Thursday, November 24, 2011

thankfullness won't flow from a clogged faucet

jeez, not only did i wake feeling no gratitude, i felt absolutely resentful. why do i have to pull on my socks, straighten the bed, pour cereal in a bowl? can't somebody do all this for me? I mean, the president has a butler, clothes all laid out and he's helped into them. the cook brings the tangy coffee. his wife wipes his glasses and says, 'honey, is there anything more i can do for you?'

my anthropology teacher in college said, 'we live better than any kings in history before 1900.' and as i watch toddlers wheeled to the market in fancy strollers which could be  first class on an airplane, i think, 'enjoy it now. you'll never be royalty again.' so, i suppose i have to admit being spoiled. yet, it doesn't seem that way. the more i can buy, the more comfortable i get, the worse  my selfishness and ingratitude. 

i'm trying to cook up a little thankfulness. really, it depends upon vulnerability. when i'm injured and the doctor solves the problem, i feel relieved. that is his job, of course, thus i can't completely experience the indebtedness i should feel. or when my mother bathed me after i crapped in my pants during a spelling test in the second grade, stumped by the word 'of,' i experienced more pain than pleasure. however, now, i do appreciate the touch of her hands. 

okay, that's where i have to start. unless i can not only forgive my parents for bringing me into this world, i must muster some thanks. you see, life's a mixed bag. how can i thank them for the pain, the pleasure, the roller-coast of emotions and fortune, especially the tension i normally feel within me? and if i can't appreciate being born, how can i possibly be genuine in my embracing fate? 
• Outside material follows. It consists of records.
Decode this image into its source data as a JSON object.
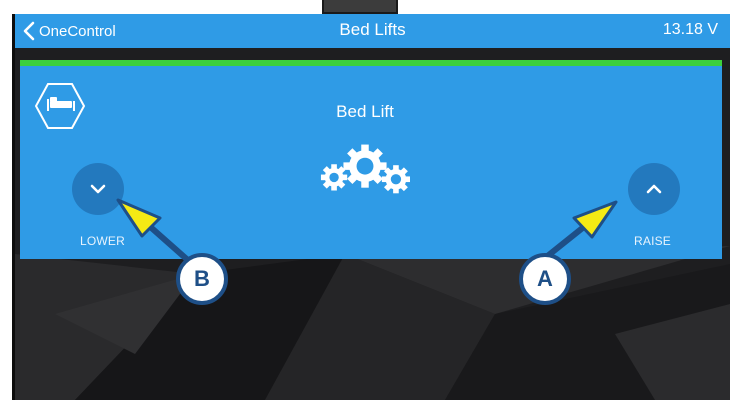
{
  "header": {
    "back_label": "OneControl",
    "title": "Bed Lifts",
    "voltage": "13.18 V"
  },
  "card": {
    "title": "Bed Lift",
    "status_color": "#3ccf3c",
    "lower_label": "LOWER",
    "raise_label": "RAISE",
    "icon": "bed-icon",
    "activity_icon": "gears-icon"
  },
  "callouts": {
    "a": "A",
    "b": "B"
  },
  "colors": {
    "accent": "#2f9be6",
    "button": "#2379be",
    "callout_border": "#1e4f87",
    "arrow_fill": "#f5ea14"
  }
}
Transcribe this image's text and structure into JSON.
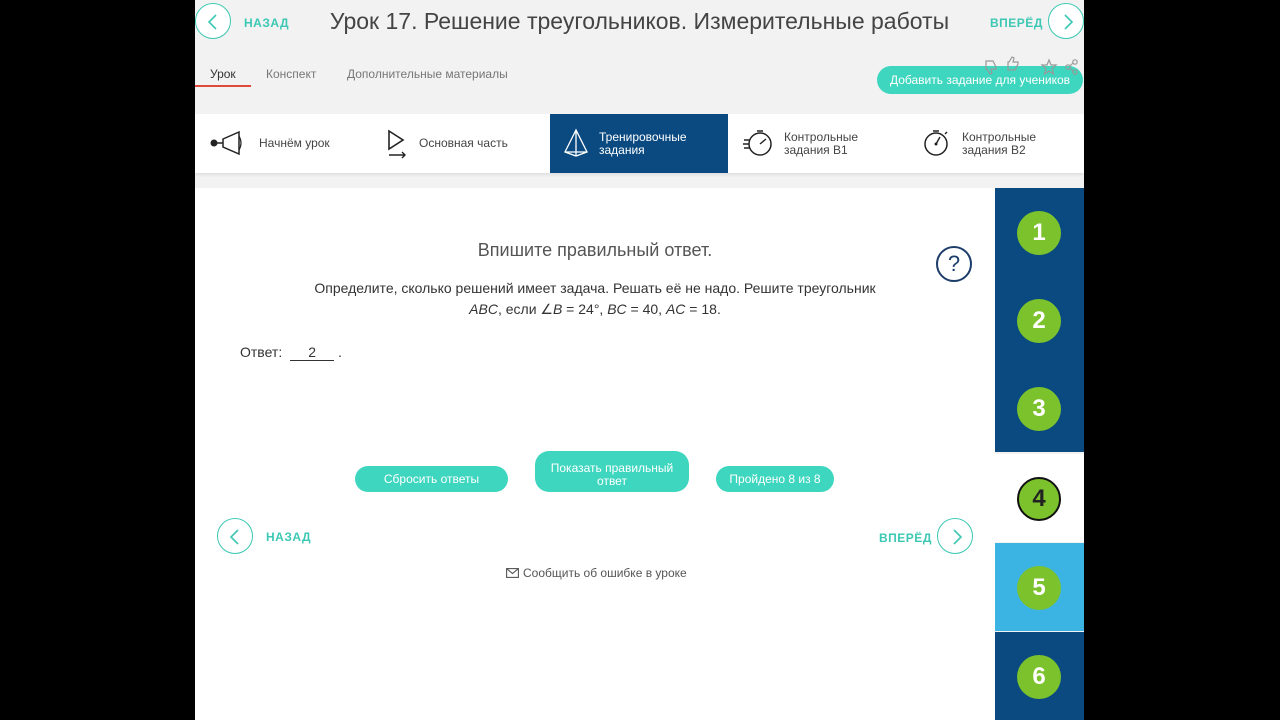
{
  "header": {
    "back_label": "НАЗАД",
    "next_label": "ВПЕРЁД",
    "title": "Урок 17. Решение треугольников. Измерительные работы"
  },
  "tabs": [
    {
      "label": "Урок",
      "active": true
    },
    {
      "label": "Конспект",
      "active": false
    },
    {
      "label": "Дополнительные материалы",
      "active": false
    }
  ],
  "toolbar": {
    "add_task_label": "Добавить задание для учеников",
    "icons": [
      "thumbs-down-icon",
      "thumbs-up-icon",
      "star-icon",
      "share-icon"
    ]
  },
  "sections": [
    {
      "label_line1": "Начнём урок",
      "label_line2": "",
      "icon": "megaphone-icon"
    },
    {
      "label_line1": "Основная часть",
      "label_line2": "",
      "icon": "play-icon"
    },
    {
      "label_line1": "Тренировочные",
      "label_line2": "задания",
      "icon": "pyramid-icon",
      "active": true
    },
    {
      "label_line1": "Контрольные",
      "label_line2": "задания В1",
      "icon": "timer-icon"
    },
    {
      "label_line1": "Контрольные",
      "label_line2": "задания В2",
      "icon": "stopwatch-icon"
    }
  ],
  "task": {
    "instruction": "Впишите правильный ответ.",
    "question_line1": "Определите, сколько решений имеет задача. Решать её не надо. Решите треугольник",
    "q_abc": "ABC",
    "q_if": ", если ∠",
    "q_b": "B",
    "q_b_val": " = 24°, ",
    "q_bc": "BC",
    "q_bc_val": " = 40, ",
    "q_ac": "AC",
    "q_ac_val": " = 18.",
    "answer_label": "Ответ:",
    "answer_value": "2",
    "answer_suffix": "."
  },
  "buttons": {
    "reset": "Сбросить ответы",
    "show_line1": "Показать правильный",
    "show_line2": "ответ",
    "progress": "Пройдено 8 из 8"
  },
  "footer": {
    "back_label": "НАЗАД",
    "next_label": "ВПЕРЁД",
    "report_label": "Сообщить об ошибке в уроке"
  },
  "task_numbers": [
    "1",
    "2",
    "3",
    "4",
    "5",
    "6"
  ],
  "current_task": "4",
  "colors": {
    "accent": "#3ed6bf",
    "nav_dark": "#0b4a80",
    "task_done": "#7bc22c",
    "task_highlight": "#3bb4e4",
    "tab_underline": "#e04a3a"
  }
}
hmm, so far it hasn't worked. let me try another route. what events, people, etc have moved me. i stumble across these pictures of 'hollywood babylon', a production by winston colgan. the show truly moved me and i still have the sensations. perhaps cause i loved judy garland in 'the wizard of oz'. maybe due to the father-son playing leads and the conflict true. and then again, most of us feel like dwarves in a world of big people, particularly when we're children.

as i look thru my pictures, past and present, little bells of joy go off.  i love the dancers, i remember the 11 year old hiking into the ruins of canyon de chelly and how good the oranges tasted in the heat. and my mother feigning great delight as i climb onto my christmas tricycle. aye, there's the rub. i got that vehicle stuck in the grass and wailed til she came and pulled me free. yes, it's mostly about mothers, all this, the ambiguities of thanksgiving. lucky the ones who've had a near-death experience and making the choice to come back, take responsibility for their lives.